Public subsidies are another leverage point. Instead of competing with other nations to provide the biggest subsidies, Washington could disqualify companies from any form of subsidy unless they agree to accept concrete performance terms reflecting national loyalty. The obvious means of enforcement is a staple device of American capitalism—the enforceable contract. When GE gets capital and other financial support from taxpayers, it makes no promises about how long the jobs will stay at home or even if jobs will be created. The government should get it in writing: if the company is unwilling to make such commitments, it won't receive any money. If GE decides to break the promise, the contract will make the company return the money or surrender the security bond required up front. Government, in other words, should mimic practices that are routine on Wall Street and in corporate finance.

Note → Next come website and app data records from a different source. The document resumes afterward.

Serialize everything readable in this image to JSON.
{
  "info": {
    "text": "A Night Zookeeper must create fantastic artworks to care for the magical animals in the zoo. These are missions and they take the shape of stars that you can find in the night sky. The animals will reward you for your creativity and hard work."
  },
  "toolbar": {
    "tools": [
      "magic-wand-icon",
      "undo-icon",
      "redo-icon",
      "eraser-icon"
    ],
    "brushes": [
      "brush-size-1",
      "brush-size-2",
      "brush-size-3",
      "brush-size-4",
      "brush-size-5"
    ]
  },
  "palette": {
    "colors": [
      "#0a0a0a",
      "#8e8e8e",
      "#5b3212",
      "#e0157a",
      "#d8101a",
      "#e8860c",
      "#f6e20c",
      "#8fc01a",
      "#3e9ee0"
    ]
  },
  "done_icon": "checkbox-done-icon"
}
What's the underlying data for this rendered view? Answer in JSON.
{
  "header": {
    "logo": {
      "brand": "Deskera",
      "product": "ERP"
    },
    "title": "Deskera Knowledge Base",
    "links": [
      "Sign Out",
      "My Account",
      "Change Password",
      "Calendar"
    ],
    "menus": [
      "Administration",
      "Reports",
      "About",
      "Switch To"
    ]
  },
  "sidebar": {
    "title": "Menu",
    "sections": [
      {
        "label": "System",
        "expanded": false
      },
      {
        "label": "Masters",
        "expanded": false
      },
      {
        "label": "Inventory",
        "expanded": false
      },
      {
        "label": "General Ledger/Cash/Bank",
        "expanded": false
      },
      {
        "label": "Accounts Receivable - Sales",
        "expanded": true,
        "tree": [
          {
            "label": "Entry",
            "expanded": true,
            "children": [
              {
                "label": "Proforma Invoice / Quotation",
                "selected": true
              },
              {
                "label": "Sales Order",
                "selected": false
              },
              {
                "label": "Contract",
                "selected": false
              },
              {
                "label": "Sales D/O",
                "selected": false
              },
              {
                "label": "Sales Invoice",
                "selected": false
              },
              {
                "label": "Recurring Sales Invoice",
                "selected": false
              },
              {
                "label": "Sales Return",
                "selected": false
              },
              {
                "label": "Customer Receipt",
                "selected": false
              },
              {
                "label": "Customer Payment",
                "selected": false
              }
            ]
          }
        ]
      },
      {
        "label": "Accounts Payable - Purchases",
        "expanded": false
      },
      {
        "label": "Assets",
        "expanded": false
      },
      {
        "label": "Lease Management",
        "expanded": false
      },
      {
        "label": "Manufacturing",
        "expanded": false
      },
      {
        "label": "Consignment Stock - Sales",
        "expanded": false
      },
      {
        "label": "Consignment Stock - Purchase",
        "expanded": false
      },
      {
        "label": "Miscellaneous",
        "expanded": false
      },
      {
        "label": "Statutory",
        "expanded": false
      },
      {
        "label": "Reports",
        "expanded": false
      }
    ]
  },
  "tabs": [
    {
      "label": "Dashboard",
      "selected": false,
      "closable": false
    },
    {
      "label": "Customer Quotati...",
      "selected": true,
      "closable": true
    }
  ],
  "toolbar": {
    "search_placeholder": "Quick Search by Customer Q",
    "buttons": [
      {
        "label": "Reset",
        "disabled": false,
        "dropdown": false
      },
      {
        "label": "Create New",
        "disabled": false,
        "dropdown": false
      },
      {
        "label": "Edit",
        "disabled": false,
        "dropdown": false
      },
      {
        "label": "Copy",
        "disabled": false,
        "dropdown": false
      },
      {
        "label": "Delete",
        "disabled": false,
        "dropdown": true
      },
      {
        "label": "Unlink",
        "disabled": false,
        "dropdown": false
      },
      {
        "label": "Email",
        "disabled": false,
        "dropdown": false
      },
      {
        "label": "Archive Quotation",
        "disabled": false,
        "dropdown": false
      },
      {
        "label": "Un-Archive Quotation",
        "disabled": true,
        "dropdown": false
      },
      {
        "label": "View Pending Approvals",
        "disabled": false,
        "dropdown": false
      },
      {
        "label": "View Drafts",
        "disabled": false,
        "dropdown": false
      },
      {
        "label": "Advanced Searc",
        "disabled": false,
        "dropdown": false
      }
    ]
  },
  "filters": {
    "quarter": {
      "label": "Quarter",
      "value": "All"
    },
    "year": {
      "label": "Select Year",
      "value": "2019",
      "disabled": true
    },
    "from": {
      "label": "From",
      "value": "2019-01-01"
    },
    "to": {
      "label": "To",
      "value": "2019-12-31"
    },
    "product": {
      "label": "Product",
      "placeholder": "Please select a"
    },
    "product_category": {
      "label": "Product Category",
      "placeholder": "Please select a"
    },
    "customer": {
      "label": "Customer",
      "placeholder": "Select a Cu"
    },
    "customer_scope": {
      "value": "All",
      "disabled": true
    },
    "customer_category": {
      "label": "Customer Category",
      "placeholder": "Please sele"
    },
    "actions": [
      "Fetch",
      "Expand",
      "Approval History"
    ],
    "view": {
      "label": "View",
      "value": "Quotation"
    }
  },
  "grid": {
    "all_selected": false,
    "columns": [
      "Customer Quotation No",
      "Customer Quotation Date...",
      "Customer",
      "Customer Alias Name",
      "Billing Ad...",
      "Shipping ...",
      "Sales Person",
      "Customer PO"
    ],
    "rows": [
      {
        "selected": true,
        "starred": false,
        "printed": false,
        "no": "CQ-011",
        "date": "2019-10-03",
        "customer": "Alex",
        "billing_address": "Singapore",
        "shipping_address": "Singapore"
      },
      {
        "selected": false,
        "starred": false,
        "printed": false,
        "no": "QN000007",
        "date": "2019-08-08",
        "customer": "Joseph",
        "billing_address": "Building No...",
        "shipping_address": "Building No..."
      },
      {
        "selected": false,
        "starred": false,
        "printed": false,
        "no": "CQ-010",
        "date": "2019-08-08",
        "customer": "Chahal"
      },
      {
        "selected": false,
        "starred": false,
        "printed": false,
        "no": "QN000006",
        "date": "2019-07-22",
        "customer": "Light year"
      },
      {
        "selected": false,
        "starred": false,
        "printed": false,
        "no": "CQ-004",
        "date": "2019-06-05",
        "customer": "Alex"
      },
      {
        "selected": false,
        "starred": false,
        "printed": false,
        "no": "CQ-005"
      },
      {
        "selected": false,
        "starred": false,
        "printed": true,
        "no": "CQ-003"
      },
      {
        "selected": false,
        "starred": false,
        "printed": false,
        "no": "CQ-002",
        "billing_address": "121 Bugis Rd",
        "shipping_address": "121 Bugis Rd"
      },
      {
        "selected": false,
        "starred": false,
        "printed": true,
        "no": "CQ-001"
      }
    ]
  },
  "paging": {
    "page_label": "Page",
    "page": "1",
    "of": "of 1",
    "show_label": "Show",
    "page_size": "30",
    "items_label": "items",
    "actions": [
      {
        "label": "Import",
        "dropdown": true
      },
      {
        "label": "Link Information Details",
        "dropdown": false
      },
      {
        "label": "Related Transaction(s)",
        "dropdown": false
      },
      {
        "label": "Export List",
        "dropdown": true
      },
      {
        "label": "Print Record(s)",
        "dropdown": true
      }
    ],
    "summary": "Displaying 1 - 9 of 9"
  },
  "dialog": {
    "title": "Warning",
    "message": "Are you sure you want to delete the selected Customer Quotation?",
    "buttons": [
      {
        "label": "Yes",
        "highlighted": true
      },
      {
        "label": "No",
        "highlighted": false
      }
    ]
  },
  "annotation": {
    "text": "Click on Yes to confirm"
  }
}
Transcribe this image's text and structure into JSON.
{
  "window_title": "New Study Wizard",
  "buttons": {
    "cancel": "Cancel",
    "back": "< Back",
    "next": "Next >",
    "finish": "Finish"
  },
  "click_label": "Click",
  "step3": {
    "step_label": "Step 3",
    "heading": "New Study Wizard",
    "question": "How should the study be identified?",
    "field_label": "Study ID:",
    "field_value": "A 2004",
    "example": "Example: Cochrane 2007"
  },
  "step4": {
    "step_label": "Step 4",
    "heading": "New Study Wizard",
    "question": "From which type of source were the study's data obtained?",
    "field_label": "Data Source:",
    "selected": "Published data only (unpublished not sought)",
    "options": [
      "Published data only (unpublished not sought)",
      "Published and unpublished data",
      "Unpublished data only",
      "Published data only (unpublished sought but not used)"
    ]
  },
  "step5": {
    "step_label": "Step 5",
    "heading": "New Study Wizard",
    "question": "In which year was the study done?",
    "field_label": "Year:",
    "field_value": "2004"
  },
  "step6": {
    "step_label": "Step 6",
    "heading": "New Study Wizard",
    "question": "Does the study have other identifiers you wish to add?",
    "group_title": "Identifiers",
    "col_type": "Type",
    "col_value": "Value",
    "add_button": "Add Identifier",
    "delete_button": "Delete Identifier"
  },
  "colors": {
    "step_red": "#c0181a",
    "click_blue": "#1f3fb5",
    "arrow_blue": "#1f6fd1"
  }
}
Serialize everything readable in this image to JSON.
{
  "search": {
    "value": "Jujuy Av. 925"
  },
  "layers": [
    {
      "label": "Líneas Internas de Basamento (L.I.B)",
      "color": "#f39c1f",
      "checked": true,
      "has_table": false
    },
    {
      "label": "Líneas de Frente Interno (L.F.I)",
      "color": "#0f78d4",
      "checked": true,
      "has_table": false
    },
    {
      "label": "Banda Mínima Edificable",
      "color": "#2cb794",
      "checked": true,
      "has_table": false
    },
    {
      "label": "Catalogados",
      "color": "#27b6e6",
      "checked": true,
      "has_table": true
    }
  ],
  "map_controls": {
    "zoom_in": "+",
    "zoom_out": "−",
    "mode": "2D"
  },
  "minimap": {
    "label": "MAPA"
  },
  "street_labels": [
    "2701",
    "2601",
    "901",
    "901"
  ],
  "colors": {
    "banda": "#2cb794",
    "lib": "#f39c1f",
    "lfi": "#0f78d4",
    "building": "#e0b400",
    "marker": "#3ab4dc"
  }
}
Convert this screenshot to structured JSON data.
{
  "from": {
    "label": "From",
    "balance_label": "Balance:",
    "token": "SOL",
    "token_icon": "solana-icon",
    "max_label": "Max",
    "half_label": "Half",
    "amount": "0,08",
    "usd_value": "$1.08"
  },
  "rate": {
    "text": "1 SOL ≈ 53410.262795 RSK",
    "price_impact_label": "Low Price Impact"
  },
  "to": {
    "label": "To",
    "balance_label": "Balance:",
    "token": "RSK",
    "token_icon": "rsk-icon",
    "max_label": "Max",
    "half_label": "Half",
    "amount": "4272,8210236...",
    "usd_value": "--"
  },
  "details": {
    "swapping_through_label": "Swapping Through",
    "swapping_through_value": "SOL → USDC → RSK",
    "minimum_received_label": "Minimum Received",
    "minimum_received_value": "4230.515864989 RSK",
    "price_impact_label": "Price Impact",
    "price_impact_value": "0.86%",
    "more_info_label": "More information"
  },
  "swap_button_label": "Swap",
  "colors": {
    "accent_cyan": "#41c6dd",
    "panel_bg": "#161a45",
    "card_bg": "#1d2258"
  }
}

If Washington also adopts sterner measures to reduce its trade deficits, the discipline will alter strategic decision-making by firms like GE. A collar that steadily closes the trade gap would create risks for offshoring companies and capital investment abroad, since foreign production would lose its assured access to the American consumer. A border tax on social costs would provide a similar way to defend American standards from free riders overseas. If, for example, the United States decides it must raise costs for domestic producers to reduce pollution or hydrocarbon consumption, foreign factories should be required to pay an equivalent border tax on imports if their country of origin does not impose similar costs on production. An emergency general tariff would be a more extreme version of the same principle.

All these suggestions are deeply disruptive to global commerce, and, yes, many would raise prices for Americans. But the country's predicament is a historic emergency that cannot wait for market solutions. The United States must, in effect, decide that its role as Goliath is over. It's time to act like a nation again rather than as the global overseer. If Barack Obama doesn't find the nerve to act, maybe the next president will.

(From The Nation)

William Greider

National affairs correspondentfor "The Nation". Author of "One World, Ready or Not" (1997)His latest book is "Come Home, America: The Rise and Fall (and Redeeming Promise) of Our Country"(Rodale 2009).